Studies of our portfolio actions have shown that selling stock based on the breakdown of the 30-degree line is our best selling rule. We believe this is because the best time to sell a faltering growth stock is when a rally following a correction falters. And that’s exactly what the 30-degree rule allows you to do!

Two RP Tools That Can Help You Sell Right

Cabot Growth Investor’s rules to sell after a 10% to 20% downturn, the eight-week momentum breakdown and the 30-degree line penetration make up our three official rules for selling. There are, however, a couple of tools we use to help us identify trouble before it occurs. We’d like to share those with you as well.

First, we’re always on the lookout for double or triple RP tops. Just as it can be a tip off of weakness when a stock has a tough time getting through a given price level, so it does with RP levels. Often, when a stock’s RP line attempts to get above a certain point two or three times and fails, its run is over and lower prices can be expected.

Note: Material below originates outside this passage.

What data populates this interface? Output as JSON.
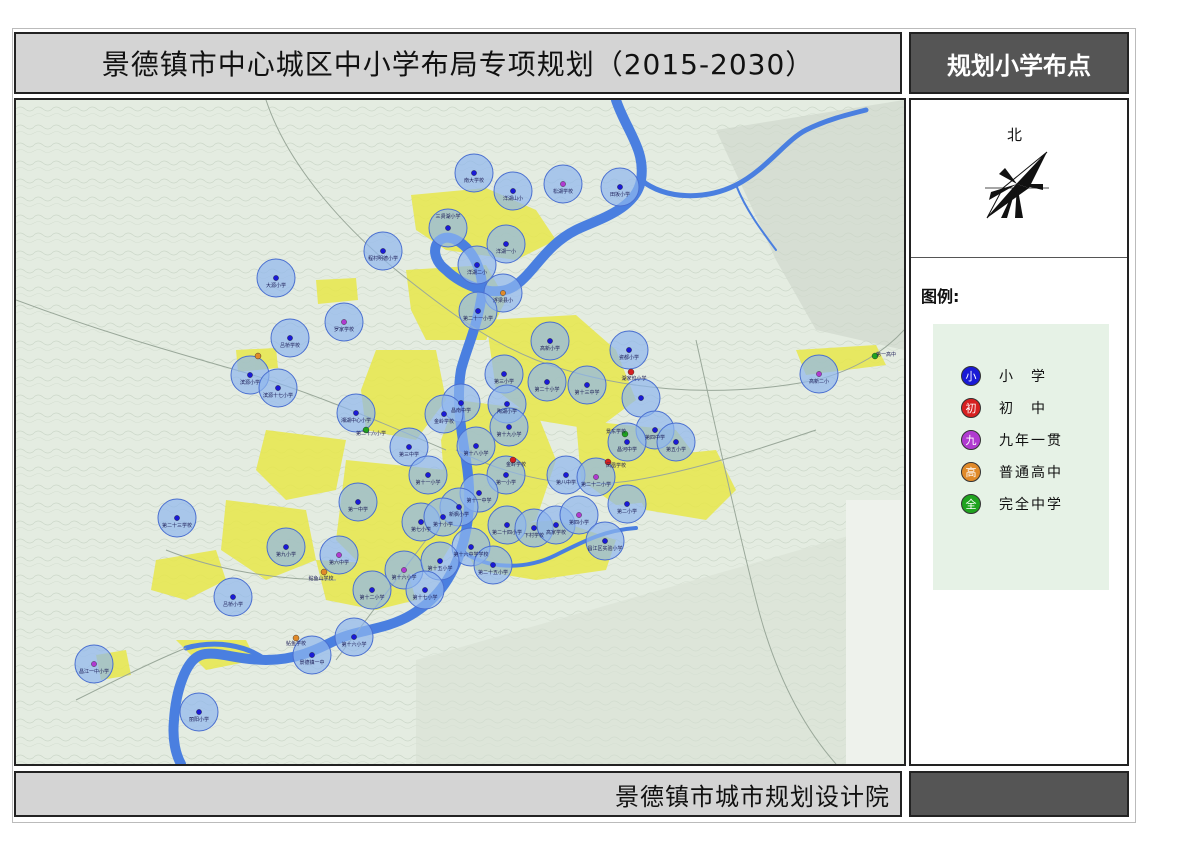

The second thing we look for is a divergence between the price and RP line. This is a sign that the sponsorship behind the stock is waning—the buying power that previously made the stock outperform the general market has since subsided, creating just an average market performer. This subtle decrease in sponsorship often continues until it’s not so subtle! That means lower prices ahead.

Paying careful attention to RP lines and setting mental stops will help you know when to sell a stock and take those profits. You will be able to hold on to your strong stocks, tolerating their corrections in an ongoing advance. But you will know when to sell the stocks that break the rules and avoid big losses.

We hope that these lessons will help you become a better investor. Our investment advisories can help as well, giving you expert recommendations for when to buy, how much to pay, and when to sell. To browse our library of 15 investment advisories to determine which one is right for your investing style, simply click here.

What is your approach to selling stocks? Are they different from the rules we outlined above? Tell us about it in the comments below.


Timothy Lutts is Chairman Emeritus of Cabot Wealth Network, leading a dedicated team of professionals who serve individual investors with high-quality investment advice based on time-tested Cabot systems.